So, I decided not to have any goals. Not a single one. Not then, not now. I still avoid them as much as possible, almost as much as I resist owning a suit and tie.
This might seem like a total slacker mentality, a lack of goals isn’t the same as lack of passion or drive.
Where I lack in goals, I hold true to my values and let them guide my business. My focus isn’t on reaching a specific target - it’s on sticking to my values.
For me, goals are binding and limiting.
They lead you in a single direction with a single focus. You have to pick path A instead of path B, because path A leads you to the goal in a shorter distance. Once you're pointed at a goal, you don't have much choice about the path you take. That’s why I took on every project that came my way when I wanted to make a million dollars a year.
Now, I let my values guide me, because they provide more freedom of choice. If I value putting meaningful work out into the world and helping others, there are literally millions of ways to make that happen. I can pick the path I want and stay true to those values. They're vague enough not to impose limits, but clear enough to guide me in the right direction.
Letting values guide my work is freeing. It means that if given the opportunity, I can always choose freedom over money. Obviously this can’t always be the case, since we don’t live in a perfect world, with tiny little helper elves doing all the dirty work (and baking cookies). This is why work is called “work” and not “super happy fun time.”
Bills need paying, clients can be stressful and sometimes the small tasks seem meaningless if we lose track of the bigger picture. But as long as our values primarily take the lead, it’s okay.
Being guided by values also enables me to try and fail with impunity. If I try to reach a goal and don't achieve it, I've failed to reach that goal. If I stay true to my values and fail, I've still upheld my beliefs. I just need to try something else, try it in a different way, or try again, at a later time. Either way, I haven’t compromised my values.

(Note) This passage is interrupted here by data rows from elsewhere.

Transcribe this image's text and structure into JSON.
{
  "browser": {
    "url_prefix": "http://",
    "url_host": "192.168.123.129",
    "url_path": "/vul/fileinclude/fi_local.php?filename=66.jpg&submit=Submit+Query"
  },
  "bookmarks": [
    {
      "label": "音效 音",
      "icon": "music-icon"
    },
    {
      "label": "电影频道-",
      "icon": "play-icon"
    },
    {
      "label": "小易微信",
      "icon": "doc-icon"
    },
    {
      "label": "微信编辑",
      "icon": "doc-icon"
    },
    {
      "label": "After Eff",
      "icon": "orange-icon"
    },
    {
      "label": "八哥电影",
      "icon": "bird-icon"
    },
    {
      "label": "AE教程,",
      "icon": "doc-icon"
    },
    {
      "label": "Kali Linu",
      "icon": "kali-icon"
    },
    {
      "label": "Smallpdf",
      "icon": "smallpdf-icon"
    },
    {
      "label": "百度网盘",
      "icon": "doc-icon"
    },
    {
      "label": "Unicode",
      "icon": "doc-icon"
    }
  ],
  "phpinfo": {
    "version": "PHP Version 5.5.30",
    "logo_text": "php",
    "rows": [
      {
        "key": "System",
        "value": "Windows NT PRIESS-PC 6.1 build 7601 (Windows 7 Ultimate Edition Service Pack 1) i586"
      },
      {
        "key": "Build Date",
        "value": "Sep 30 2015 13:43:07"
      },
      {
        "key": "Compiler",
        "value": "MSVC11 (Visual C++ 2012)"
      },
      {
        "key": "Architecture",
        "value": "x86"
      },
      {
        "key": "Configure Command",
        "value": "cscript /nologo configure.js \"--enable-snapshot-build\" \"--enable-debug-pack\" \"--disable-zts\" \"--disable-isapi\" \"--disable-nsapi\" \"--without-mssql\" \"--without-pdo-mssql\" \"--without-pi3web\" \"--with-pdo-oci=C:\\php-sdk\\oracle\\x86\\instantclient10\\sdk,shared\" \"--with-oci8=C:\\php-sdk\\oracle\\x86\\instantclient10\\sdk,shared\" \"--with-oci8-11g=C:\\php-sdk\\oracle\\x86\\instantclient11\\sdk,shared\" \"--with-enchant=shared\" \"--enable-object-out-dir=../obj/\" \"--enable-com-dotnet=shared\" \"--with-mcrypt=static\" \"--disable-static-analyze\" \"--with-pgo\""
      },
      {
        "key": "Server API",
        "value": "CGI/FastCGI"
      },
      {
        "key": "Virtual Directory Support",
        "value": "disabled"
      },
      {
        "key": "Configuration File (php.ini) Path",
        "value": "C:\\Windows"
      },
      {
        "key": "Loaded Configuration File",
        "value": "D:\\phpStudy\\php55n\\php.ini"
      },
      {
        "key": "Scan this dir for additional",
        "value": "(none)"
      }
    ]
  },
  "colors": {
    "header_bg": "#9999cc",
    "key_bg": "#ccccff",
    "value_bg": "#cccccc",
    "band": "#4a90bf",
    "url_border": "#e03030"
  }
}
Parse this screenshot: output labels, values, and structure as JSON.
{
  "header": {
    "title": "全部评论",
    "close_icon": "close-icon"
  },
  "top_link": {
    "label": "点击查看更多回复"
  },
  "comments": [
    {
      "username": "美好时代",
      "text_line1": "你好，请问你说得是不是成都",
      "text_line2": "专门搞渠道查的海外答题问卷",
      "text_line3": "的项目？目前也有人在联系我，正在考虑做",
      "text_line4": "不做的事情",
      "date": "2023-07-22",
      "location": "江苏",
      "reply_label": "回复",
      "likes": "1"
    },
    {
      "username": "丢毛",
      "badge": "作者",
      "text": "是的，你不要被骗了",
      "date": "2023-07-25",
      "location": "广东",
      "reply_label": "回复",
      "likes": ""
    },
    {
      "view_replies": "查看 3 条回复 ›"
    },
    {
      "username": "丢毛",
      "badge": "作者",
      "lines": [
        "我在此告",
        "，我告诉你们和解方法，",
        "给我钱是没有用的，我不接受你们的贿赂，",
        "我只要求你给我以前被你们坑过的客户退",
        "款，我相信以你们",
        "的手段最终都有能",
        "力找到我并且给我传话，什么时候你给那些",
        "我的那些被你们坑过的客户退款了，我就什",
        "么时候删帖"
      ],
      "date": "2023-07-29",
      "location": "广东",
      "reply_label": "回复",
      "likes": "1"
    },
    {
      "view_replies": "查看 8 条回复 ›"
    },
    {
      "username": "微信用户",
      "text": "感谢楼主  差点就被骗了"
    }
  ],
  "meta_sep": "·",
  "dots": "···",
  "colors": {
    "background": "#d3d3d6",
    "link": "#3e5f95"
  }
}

I just need to change things up and pick a different path, otherwise I'll get stuck in an endless loop, continually failing to reach a goal.
You may need goals as motivation, and there’s nothing wrong with that. I know that goal-setting is a powerful and useful tool for a lot of people.
Just ensure that the reasoning behind the goal lines up with what you value most. Otherwise, it’ll surely and quickly join the pile of abandoned new year’s resolutions within a few weeks.
This article is adapted from my latest book, Everything I Know.
Top image from Imgembed.
This is a cross-post from Paul Jarvis.